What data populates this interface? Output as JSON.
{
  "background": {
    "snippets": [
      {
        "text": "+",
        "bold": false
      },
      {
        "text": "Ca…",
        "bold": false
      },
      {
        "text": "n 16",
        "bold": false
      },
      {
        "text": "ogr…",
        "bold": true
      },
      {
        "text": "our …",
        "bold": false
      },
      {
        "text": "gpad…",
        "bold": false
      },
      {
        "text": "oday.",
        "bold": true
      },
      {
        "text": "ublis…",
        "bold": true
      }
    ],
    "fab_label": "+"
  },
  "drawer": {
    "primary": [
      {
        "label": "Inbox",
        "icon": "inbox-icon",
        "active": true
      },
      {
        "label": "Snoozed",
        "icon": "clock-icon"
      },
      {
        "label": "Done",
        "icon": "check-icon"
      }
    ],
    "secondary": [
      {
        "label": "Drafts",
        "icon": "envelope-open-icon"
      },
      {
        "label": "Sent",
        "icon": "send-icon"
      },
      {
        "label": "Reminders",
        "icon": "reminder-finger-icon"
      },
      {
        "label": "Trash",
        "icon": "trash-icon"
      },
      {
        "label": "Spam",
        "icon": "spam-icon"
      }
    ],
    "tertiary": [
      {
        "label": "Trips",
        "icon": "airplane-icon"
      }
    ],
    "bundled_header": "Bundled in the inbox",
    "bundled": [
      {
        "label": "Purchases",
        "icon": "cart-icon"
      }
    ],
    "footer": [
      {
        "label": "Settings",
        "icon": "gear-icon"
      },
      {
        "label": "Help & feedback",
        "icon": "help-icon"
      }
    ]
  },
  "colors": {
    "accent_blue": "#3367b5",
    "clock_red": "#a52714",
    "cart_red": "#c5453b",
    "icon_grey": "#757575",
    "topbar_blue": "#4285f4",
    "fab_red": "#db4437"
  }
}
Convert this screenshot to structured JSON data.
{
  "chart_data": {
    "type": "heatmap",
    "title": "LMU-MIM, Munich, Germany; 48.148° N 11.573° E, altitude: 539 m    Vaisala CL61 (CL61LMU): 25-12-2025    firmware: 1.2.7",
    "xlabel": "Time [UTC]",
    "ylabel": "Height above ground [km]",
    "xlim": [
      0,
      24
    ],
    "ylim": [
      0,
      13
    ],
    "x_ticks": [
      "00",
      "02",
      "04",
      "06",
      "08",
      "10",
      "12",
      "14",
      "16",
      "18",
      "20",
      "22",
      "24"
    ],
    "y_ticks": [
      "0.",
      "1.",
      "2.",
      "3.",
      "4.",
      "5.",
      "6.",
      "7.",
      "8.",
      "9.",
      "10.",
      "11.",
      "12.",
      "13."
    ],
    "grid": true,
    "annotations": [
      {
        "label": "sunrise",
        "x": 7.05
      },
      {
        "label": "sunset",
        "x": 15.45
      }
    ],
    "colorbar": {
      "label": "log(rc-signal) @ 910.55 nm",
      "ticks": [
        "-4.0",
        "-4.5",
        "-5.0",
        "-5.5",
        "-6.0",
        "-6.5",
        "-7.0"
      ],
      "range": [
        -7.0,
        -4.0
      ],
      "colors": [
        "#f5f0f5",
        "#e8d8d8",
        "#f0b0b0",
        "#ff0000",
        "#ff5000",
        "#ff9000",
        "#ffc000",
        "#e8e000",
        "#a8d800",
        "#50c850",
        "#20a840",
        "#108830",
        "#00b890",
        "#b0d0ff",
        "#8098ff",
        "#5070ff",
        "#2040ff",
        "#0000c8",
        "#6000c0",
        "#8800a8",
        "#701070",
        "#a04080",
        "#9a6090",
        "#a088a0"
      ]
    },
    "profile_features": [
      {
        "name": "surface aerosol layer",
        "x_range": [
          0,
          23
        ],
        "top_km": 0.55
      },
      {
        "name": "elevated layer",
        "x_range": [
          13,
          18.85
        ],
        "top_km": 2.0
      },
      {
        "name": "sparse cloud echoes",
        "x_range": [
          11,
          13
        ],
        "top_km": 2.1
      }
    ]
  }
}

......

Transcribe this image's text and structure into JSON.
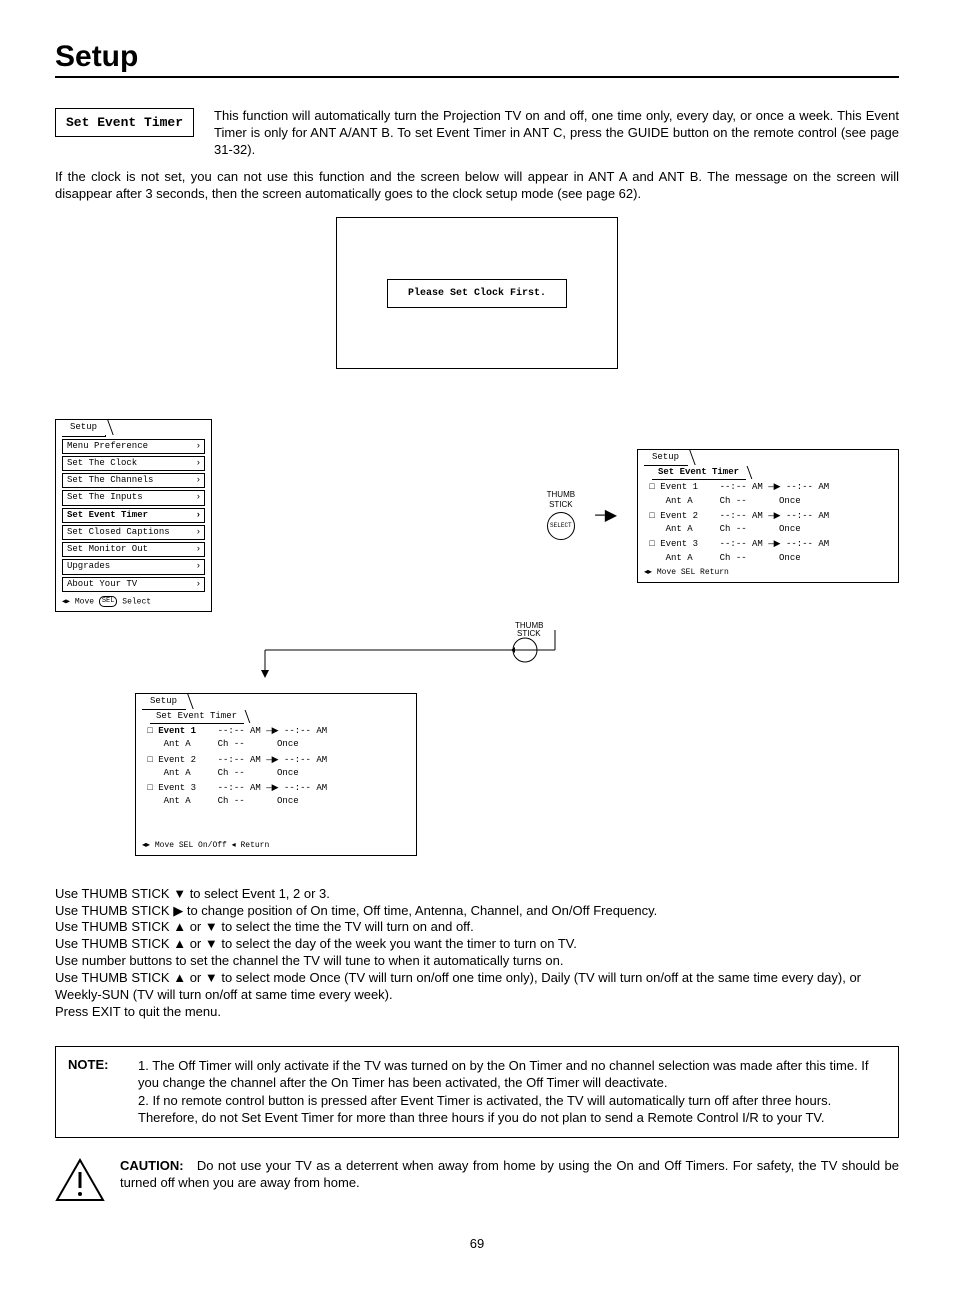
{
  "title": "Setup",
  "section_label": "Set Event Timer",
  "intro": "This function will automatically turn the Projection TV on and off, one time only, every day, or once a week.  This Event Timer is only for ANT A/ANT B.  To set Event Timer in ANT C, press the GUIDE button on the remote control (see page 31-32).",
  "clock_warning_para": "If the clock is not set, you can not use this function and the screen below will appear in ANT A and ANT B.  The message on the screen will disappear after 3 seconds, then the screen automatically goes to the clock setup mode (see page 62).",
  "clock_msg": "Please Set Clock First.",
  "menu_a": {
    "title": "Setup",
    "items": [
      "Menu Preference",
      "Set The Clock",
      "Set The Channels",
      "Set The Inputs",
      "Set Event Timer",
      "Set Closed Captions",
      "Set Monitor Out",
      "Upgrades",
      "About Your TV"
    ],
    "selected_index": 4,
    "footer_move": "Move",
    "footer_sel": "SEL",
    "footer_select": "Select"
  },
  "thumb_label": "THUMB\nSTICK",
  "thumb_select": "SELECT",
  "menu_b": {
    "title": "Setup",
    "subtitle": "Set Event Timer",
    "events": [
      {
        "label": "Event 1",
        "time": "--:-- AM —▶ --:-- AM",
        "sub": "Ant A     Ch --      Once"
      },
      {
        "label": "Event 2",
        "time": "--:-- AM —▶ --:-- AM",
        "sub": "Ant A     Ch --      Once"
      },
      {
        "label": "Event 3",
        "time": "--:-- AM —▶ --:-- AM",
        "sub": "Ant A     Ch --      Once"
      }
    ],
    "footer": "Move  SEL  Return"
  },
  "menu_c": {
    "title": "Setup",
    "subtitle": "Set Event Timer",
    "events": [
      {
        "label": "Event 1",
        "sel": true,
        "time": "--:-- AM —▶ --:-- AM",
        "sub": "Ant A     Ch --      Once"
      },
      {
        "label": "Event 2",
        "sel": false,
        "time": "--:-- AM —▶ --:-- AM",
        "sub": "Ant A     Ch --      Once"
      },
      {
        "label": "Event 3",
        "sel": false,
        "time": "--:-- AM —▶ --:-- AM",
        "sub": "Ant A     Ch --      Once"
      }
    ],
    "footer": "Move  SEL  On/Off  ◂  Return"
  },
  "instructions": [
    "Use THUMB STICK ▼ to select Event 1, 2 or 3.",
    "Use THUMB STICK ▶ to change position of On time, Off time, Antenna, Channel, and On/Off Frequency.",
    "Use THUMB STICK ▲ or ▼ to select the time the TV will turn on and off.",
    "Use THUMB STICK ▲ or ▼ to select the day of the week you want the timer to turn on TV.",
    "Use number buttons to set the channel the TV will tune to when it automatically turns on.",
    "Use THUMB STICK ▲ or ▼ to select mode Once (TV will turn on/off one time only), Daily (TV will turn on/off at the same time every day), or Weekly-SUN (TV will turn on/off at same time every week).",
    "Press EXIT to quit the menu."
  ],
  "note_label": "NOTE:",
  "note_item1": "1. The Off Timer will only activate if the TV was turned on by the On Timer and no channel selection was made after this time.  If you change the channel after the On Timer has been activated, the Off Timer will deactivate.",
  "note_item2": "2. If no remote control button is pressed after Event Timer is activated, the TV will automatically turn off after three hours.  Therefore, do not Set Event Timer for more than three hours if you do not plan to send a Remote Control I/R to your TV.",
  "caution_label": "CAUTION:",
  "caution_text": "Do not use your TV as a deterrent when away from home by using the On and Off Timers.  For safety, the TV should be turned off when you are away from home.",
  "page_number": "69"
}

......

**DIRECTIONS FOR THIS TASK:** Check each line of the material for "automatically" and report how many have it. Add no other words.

**EXERCISE SOLUTION:** 4